Further to the point about how women are held to a different, tougher standard than the men who love or hate us — whether she is a writer, a mother, or a woman who is neither of these things — kas nailed it:

I love this. As a young mother, I always try to reject the martyr hat.

Yes, as others point out below, this writer is coming from a position of privilege. OK, so what? This is a common refrain now. Does the fact that a writer’s POV not apply to every person in existence somehow nullify their experience? These commenters always come out of the woodwork in pieces relating to women, too. If this were a piece about upper middle class fathers trying to take advantage of parental paid leave, or something like that, no one would be griping about privilege.

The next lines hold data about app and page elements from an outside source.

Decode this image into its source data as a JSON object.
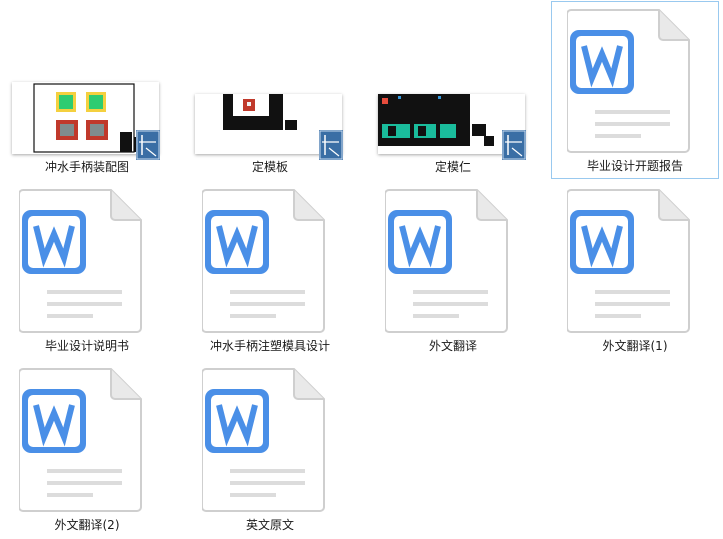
{
  "files": [
    {
      "name": "冲水手柄装配图",
      "type": "dwg",
      "icon": "cad-drawing-icon"
    },
    {
      "name": "定模板",
      "type": "dwg",
      "icon": "cad-drawing-icon"
    },
    {
      "name": "定模仁",
      "type": "dwg",
      "icon": "cad-drawing-icon"
    },
    {
      "name": "毕业设计开题报告",
      "type": "docx",
      "icon": "word-document-icon",
      "selected": true
    },
    {
      "name": "毕业设计说明书",
      "type": "docx",
      "icon": "word-document-icon"
    },
    {
      "name": "冲水手柄注塑模具设计",
      "type": "docx",
      "icon": "word-document-icon"
    },
    {
      "name": "外文翻译",
      "type": "docx",
      "icon": "word-document-icon"
    },
    {
      "name": "外文翻译(1)",
      "type": "docx",
      "icon": "word-document-icon"
    },
    {
      "name": "外文翻译(2)",
      "type": "docx",
      "icon": "word-document-icon"
    },
    {
      "name": "英文原文",
      "type": "docx",
      "icon": "word-document-icon"
    }
  ],
  "colors": {
    "word_blue": "#4a8fe7",
    "selection_border": "#99c9ef",
    "cad_badge": "#3a6ea5"
  }
}
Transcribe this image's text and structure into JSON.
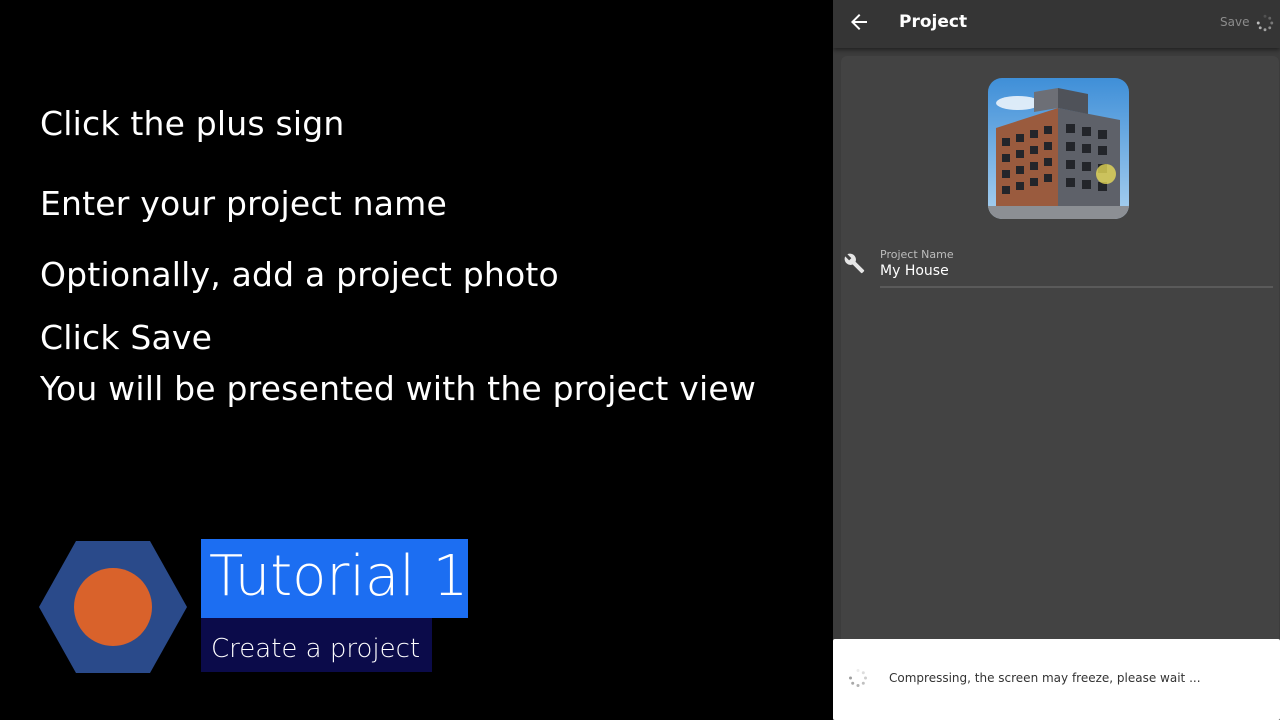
{
  "tutorial": {
    "steps": [
      "Click the plus sign",
      "Enter your project name",
      "Optionally, add a project photo",
      "Click Save",
      "You will be presented with the project view"
    ],
    "title": "Tutorial 1",
    "subtitle": "Create a project"
  },
  "app": {
    "title": "Project",
    "save_label": "Save",
    "project_name": {
      "label": "Project Name",
      "value": "My House"
    },
    "toast": {
      "message": "Compressing, the screen may freeze, please wait ..."
    }
  },
  "colors": {
    "title_badge": "#1c6ef2",
    "subtitle_badge": "#0b0b4a",
    "logo_hex": "#2a4a8a",
    "logo_circle": "#d9622b",
    "app_bg": "#3c3c3c"
  },
  "icons": {
    "back": "arrow-left-icon",
    "save_spinner": "spinner-icon",
    "project_field": "tools-icon",
    "toast_spinner": "spinner-icon"
  }
}
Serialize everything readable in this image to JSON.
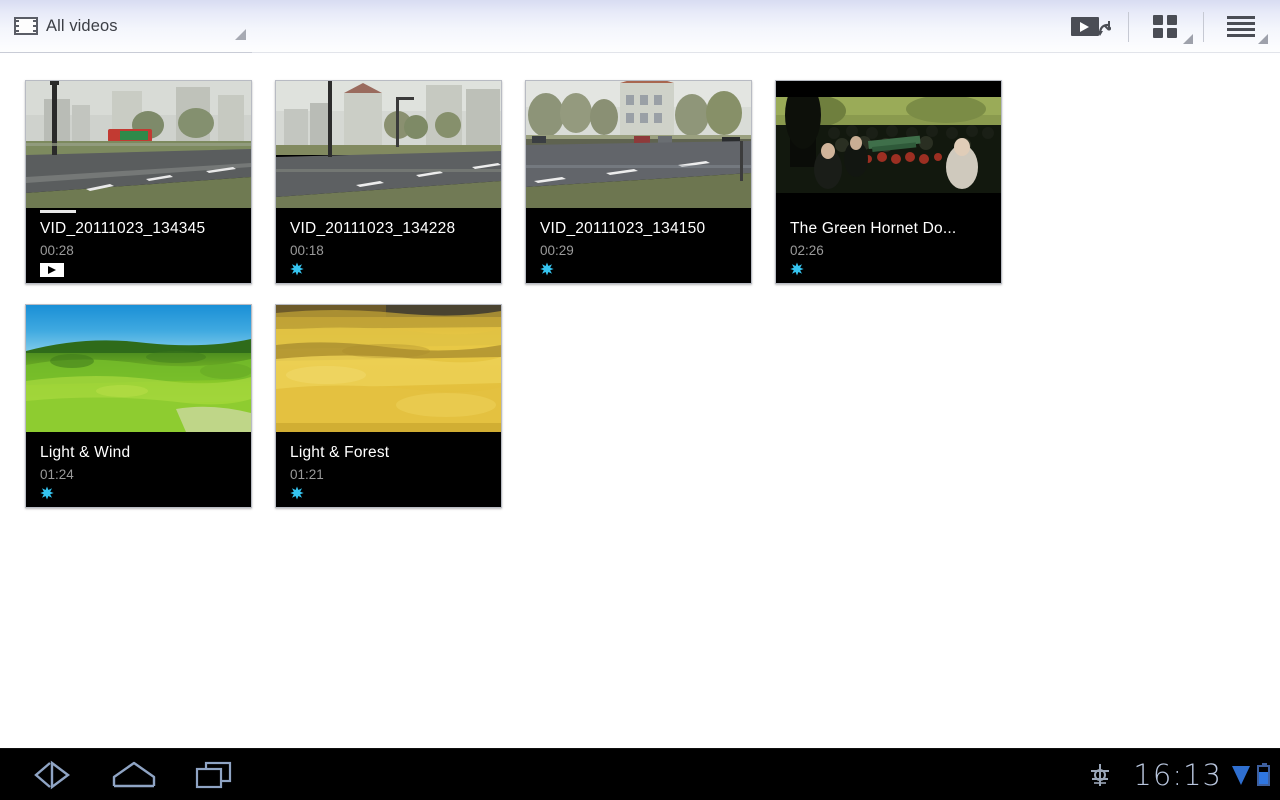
{
  "header": {
    "tab": {
      "label": "All videos",
      "icon": "film-strip-icon",
      "caret": "dropdown-caret"
    },
    "actions": [
      {
        "name": "video-refresh-button",
        "icon": "video-refresh-icon",
        "has_caret": false
      },
      {
        "name": "grid-view-button",
        "icon": "grid-view-icon",
        "has_caret": true
      },
      {
        "name": "list-view-button",
        "icon": "list-view-icon",
        "has_caret": true
      }
    ]
  },
  "videos": [
    {
      "title": "VID_20111023_134345",
      "duration": "00:28",
      "badge": "play-badge",
      "has_progress": true,
      "scene": "street-buildings-overcast"
    },
    {
      "title": "VID_20111023_134228",
      "duration": "00:18",
      "badge": "star-badge",
      "has_progress": false,
      "scene": "street-buildings-overcast"
    },
    {
      "title": "VID_20111023_134150",
      "duration": "00:29",
      "badge": "star-badge",
      "has_progress": false,
      "scene": "street-trees-overcast"
    },
    {
      "title": "The Green Hornet Do...",
      "duration": "02:26",
      "badge": "star-badge",
      "has_progress": false,
      "scene": "movie-crowd-letterbox"
    },
    {
      "title": "Light & Wind",
      "duration": "01:24",
      "badge": "star-badge",
      "has_progress": false,
      "scene": "green-hills-blue-sky"
    },
    {
      "title": "Light & Forest",
      "duration": "01:21",
      "badge": "star-badge",
      "has_progress": false,
      "scene": "golden-wheat-field"
    }
  ],
  "system_bar": {
    "back": "back-icon",
    "home": "home-icon",
    "recents": "recent-apps-icon",
    "usb": "usb-debug-icon",
    "clock": "16:13",
    "signal": "signal-icon",
    "battery": "battery-icon"
  },
  "colors": {
    "accent_badge": "#35c4f0",
    "card_bg": "#000000",
    "title_text": "#ffffff",
    "duration_text": "#9a9a9a",
    "header_gradient_top": "#d8dcf2",
    "status_blue": "#2f76e0"
  }
}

For those who remain frustrated by what may be conceived as my privileged optimism, I would like to share a thought. It was an Epictetus quote paraphrased, but I found it particularly meaningful because it was told to me by someone suffering from advanced amyotrophic lateral sclerosis, or Lou Gehrig’s disease, but whose spirit was not broken: “We cannot control what happens to us, but we can control our reaction to it.” The optimist in me believes, in turn, that our reactions to harmful biases can change what happens for the better.